It has been a rough few years for the globalists. Growing popular furor at transnational elites for their corruption and mismanagement has led to the UK voting to leave the European Union, Italians shooting down a pro-EU referendum, and the election of Donald Trump as president of the United States.
This year’s meeting of globalist elite in the World Economic Forum in Davos, Switzerland, seemed more like group therapy than policy planning. Political and corporate leaders sadly recognized that populism was on the ascendancy and that increasingly people were rebuking their project.
Former Obama economic advisor and hedge fund consultant Larry Summers lamented that middle class Americans had lost faith that elites worked in their interest, saying “There’s obviously elements of the middle class looking up and seeing how well an elite has lived and seeing all the various benefits that have gone to people at the top of the income distribution.”
Summers also offered a pretty sharp critique for someone who recently served in government: “I think it’s a mistake not to recognize that the middle class in my country, and I think in others, is also very concerned that people do not feel that the government is fighting for it.”
IMF Managing Director Christine Lagarde went even further than addressing perceptions. Lagarde conceded that the economic model was failing working people and suggested more wealth redistribution was in order. For the reformed model to work, she said, “it needs to be granular, it needs to be regional, it needs to be focused on what will people get out of it and it probably means more redistribution than we have in place at the moment.”
The IMF under Lagarde’s leadership has been slowly moving away from neoliberal orthodoxy. A report last June concluded that neoliberal economic policy, a staple of the IMF for over 20 years, led to slower economic growth and increased income inequality.
A study by Oxfam, published in the run up to Davos, certainly drives the inequality point home. According to the study, just eight men own as much wealth as the poorest half of the world.
Given such stagnant growth and yawning inequality, it would be more surprising if there wasn’t a populist backlash. How deluded must these elites have been to think that austerity for the poor and bailouts for the rich would never have yielded serious opposition?
Regardless of previous bubbles—both economic and political—the political and economic elite have been shocked into reality by recent events.
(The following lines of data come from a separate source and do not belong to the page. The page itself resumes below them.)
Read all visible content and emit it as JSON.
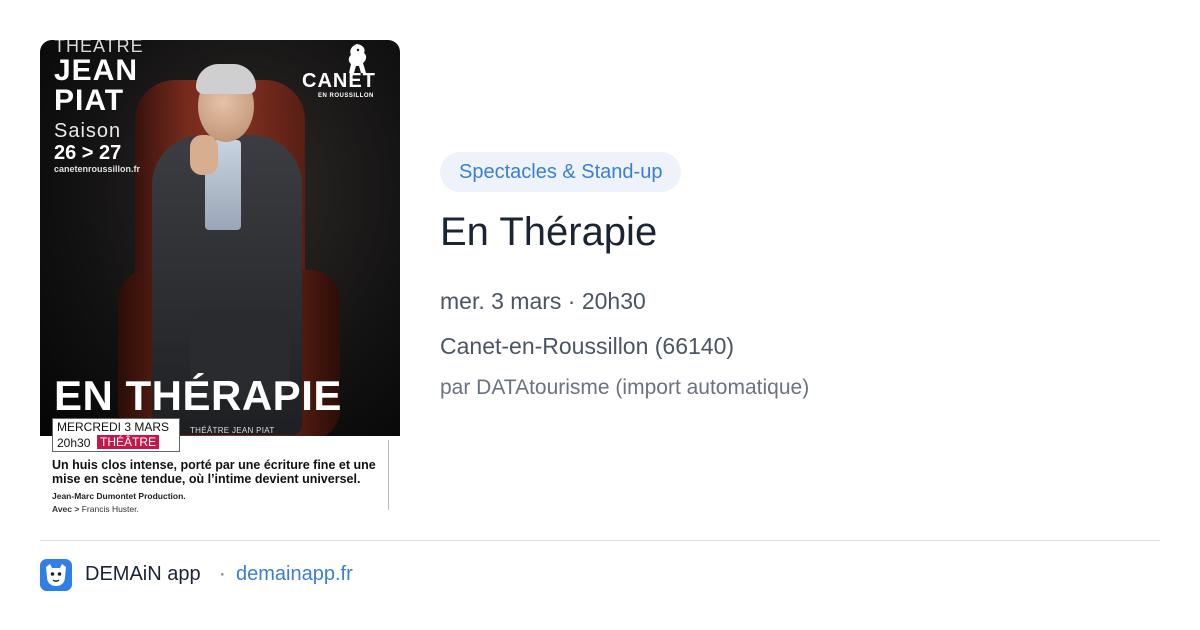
{
  "poster": {
    "theatre_label": "THEATRE",
    "venue_line1": "JEAN",
    "venue_line2": "PIAT",
    "season_label": "Saison",
    "season_years": "26 > 27",
    "website": "canetenroussillon.fr",
    "city_logo_text": "CANET",
    "city_logo_subtext": "EN ROUSSILLON",
    "show_title": "EN THÉRAPIE",
    "date_text": "MERCREDI 3 MARS",
    "time_text": "20h30",
    "category_text": "THÉÂTRE",
    "venue_text": "THÉÂTRE JEAN PIAT",
    "description": "Un huis clos intense, porté par une écriture fine et une mise en scène tendue, où l’intime devient universel.",
    "production": "Jean-Marc Dumontet Production.",
    "cast_label": "Avec >",
    "cast_names": "Francis Huster."
  },
  "event": {
    "category": "Spectacles & Stand-up",
    "title": "En Thérapie",
    "datetime": "mer. 3 mars · 20h30",
    "location": "Canet-en-Roussillon (66140)",
    "source": "par DATAtourisme (import automatique)"
  },
  "footer": {
    "app_name": "DEMAiN app",
    "separator": "·",
    "url": "demainapp.fr"
  },
  "colors": {
    "accent": "#3b7ed6",
    "tag_bg": "#eef3fb",
    "title_text": "#1b2434",
    "poster_category_badge": "#c2184b"
  }
}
Will they adopt Lagarde’s redistributionist policies, or double-down on technocratic neoliberalism? If they chose the latter, their days at the top may be numbered.